If the world’s going to double its food supply by 2050, it’s not going to happen without genetically modified crops. That was the hard-line taken by molecular biologist Nina Fedoroff at the University of Georgia College of Agricultural and Environmental Sciences' signature D.W. Brooks Lecture on Nov. 7, 2017.
Alyssa Beckstead, second row,  far left, with international friends on a hike to Lichtenstein Castle. CAES News
Semester Exchange
A semester abroad program didn’t seem likely for Alyssa Beckstead. As a University of Georgia College of Agricultural and Environmental Sciences biological science major with a goal of graduating in three years, Beckstead thought it would be impossible to find courses at an international university that applied to her major and allowed her to stay on track for graduation.  
This spring, Samaria Aluko became the first recipient of the college's Broder-Ackermann Global Citizen Award. CAES Associate Dean for Academic Affairs Josef Broder and his seven siblings endowed the annual $1,000 award in spring 2017 in honor of their parents, Hans Broder and Margrit Ackermann. CAES News
Global Citizen
In high school, Samaria Aluko — currently a senior studying biological science — was a sprinter, a passionate, intense, focused runner who could run the 200-meter in under 27 seconds. She doesn’t run anymore, but she channels that intensity and drive into improving and saving lives and maintains her laser-like focus on radical compassion. 

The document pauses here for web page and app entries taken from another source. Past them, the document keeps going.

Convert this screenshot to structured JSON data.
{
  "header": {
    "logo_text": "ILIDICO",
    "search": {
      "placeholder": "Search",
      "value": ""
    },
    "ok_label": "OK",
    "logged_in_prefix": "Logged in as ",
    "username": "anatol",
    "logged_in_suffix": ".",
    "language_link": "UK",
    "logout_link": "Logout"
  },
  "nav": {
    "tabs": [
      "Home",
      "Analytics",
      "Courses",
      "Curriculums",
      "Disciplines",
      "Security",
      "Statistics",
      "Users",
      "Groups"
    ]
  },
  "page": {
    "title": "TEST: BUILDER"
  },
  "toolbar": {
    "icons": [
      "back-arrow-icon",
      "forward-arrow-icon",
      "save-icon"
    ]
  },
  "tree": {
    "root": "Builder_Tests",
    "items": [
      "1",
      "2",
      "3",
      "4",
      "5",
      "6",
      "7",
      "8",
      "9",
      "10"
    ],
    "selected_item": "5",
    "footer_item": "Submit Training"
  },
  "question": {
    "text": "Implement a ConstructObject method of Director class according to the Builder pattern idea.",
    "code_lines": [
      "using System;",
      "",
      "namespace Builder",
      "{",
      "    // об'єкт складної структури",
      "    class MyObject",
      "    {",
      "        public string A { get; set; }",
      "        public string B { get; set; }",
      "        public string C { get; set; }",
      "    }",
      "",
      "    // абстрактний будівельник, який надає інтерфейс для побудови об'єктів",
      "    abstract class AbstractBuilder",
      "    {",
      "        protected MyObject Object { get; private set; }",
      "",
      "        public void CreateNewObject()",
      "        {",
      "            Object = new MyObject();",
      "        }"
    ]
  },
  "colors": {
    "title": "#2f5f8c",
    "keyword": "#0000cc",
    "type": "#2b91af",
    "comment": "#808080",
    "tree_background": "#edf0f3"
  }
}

University of Georgia College of Agricultural and Environmental Sciences Director of Experiential Learning Amanda Stephens, CAES undergraduate student Abigail Pierce and CAES Associate Professor of Agricultural and Applied Economics Susana Ferreira celebrate the first semester of successful student exchange with Universidad Publica de Navarra in Pamplona, Spain. CAES News

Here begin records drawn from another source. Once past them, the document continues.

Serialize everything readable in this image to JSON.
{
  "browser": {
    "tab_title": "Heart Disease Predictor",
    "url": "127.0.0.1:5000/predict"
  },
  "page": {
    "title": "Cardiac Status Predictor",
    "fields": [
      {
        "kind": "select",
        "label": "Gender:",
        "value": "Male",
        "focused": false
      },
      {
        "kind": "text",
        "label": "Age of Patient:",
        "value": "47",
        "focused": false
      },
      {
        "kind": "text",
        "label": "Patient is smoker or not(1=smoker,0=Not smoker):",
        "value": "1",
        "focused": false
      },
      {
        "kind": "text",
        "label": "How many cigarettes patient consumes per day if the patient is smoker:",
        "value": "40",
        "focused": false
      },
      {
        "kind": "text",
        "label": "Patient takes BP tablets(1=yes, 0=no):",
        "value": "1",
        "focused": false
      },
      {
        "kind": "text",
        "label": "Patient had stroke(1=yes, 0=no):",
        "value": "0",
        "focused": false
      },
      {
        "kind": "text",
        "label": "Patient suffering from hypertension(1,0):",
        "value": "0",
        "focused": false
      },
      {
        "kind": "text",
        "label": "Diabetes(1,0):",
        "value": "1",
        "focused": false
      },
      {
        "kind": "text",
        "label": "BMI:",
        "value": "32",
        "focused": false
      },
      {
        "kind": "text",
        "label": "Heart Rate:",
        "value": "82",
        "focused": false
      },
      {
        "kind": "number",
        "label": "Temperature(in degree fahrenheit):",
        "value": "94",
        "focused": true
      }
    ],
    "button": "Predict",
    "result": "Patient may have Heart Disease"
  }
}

Study in Spain
As a first-generation college graduate, Susana Ferreira understands the benefits of earning a degree. The associate professor of agricultural and applied economics also knows that studying in another country can be life-changing.

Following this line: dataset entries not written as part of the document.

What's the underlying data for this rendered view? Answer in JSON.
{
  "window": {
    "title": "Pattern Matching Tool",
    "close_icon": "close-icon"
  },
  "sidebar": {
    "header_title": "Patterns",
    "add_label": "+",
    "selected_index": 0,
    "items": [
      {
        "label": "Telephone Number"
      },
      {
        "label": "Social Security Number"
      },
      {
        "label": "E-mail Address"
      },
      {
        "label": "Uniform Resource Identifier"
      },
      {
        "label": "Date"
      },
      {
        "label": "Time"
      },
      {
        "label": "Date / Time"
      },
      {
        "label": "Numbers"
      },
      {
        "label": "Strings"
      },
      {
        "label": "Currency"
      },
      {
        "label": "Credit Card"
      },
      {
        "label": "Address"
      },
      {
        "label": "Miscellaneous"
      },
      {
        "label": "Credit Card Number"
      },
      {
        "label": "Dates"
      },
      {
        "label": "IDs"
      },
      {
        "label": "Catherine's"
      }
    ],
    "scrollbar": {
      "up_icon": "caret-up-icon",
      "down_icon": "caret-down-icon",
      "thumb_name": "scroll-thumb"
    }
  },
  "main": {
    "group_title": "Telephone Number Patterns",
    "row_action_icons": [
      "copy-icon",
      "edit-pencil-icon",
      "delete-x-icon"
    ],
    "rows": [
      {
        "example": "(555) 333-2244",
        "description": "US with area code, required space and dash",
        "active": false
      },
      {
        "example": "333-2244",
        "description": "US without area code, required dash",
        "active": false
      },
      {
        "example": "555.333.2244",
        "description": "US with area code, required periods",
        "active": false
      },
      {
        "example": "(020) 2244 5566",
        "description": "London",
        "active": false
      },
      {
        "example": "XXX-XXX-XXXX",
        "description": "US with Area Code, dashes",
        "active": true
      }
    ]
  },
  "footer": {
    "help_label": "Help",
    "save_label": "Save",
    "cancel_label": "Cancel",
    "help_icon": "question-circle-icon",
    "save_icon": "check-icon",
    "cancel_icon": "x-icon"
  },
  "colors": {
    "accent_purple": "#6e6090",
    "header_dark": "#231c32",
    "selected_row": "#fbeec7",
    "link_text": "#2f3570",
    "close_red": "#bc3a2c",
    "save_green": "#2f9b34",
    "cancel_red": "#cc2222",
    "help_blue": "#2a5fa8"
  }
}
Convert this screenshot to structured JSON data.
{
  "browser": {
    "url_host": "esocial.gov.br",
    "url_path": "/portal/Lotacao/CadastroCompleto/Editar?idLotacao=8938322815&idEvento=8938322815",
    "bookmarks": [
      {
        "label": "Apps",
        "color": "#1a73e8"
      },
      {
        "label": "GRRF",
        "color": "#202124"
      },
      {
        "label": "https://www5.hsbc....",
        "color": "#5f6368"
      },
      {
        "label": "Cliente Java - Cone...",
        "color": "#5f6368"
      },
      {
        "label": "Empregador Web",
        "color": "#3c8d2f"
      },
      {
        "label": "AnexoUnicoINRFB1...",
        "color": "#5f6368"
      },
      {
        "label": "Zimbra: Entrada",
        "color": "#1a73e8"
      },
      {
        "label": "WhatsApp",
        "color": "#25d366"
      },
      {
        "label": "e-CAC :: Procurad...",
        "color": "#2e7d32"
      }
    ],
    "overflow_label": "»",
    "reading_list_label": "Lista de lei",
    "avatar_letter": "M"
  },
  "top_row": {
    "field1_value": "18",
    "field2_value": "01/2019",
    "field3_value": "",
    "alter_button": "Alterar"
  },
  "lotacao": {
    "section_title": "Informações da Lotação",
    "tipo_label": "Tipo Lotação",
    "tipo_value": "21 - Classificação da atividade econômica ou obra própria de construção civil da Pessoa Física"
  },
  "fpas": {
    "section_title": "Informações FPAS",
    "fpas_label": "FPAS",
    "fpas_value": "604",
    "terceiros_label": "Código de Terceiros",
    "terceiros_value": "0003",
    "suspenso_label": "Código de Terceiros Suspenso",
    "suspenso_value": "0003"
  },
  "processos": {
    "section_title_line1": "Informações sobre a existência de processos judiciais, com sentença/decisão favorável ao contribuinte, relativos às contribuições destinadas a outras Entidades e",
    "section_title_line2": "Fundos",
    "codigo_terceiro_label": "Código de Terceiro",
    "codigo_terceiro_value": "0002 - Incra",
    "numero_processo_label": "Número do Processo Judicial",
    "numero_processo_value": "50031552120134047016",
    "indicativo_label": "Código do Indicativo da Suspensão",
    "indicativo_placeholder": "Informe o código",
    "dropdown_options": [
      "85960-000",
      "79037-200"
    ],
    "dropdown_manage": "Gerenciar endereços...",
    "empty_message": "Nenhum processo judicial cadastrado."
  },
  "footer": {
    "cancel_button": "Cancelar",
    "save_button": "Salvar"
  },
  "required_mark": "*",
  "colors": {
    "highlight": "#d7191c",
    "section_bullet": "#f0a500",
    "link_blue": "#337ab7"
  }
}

Janice Giddens, a 2005 recipient of the CAES Certificate in International Agriculture, works with families in Rwanda through Gardens for Health International. CAES News
1,000 Days
In 2005, as an undergraduate student in the University of Georgia’s dietetics and consumer foods program, Janice Giddens wrote an essay as part of her application to the International Agriculture Certificate program: “Teaching people the importance of growing indigenous and nutritious foods is as important as teaching them why they should consume them. This program will give me the ability to do this.”
UGA alumnus Hiram Larew, back, celebrates with UGA food science graduate student Maria Moore and Director for Office of Global Programs Amrit Bart at the 2017 Association for International Agriculture and Rural Development Conference. CAES News
Agricultural Development
When Maria Moore learned that scholarships were available to attend the Future Leaders Forum sponsored by the Association for International Agriculture and Rural Development (AIARD), she immediately applied.
Founded in 1222, UNIPD — now home to UGA's dual master's degree program in sustainable agriculture — is considered the fifth-oldest university in the world. Located about 25 miles from Venice in northern Italy's Veneto region, the city of Padova is much older. Padova traces its roots to 1183 B.C. In addition to scores of notable faculty and alumni – Galileo Galilei taught mathematics at UNIPD for 17 years, and astronomer Nicolaus Copernicus and Andrea Vesalio, the founder of modern anatomy, both studied there – the world's oldest botanical garden, established in 1545, is also located at the university. CAES News
Dual Degree Program
UGA Tifton graduate heads to Italy to pursue dual master's degree in sustainable agriculture.  
Daniel Mwalwayo, a visiting scientist from Malawi, works with Ruth Wangia in a University of Georgia environmental health lab. Mwalwayo is researching on UGA's Athens and Griffin campuses for 12 weeks on a Borlaug Fellowship, which is funded by the USDA and administered by the UGA CAES Office of Global Programs. (Photo by Allison Floyd.) CAES News
Borlaug Fellowship
Daniel Mwalwayo has spent most of his professional career working to ensure a safe food supply in his home country of Malawi.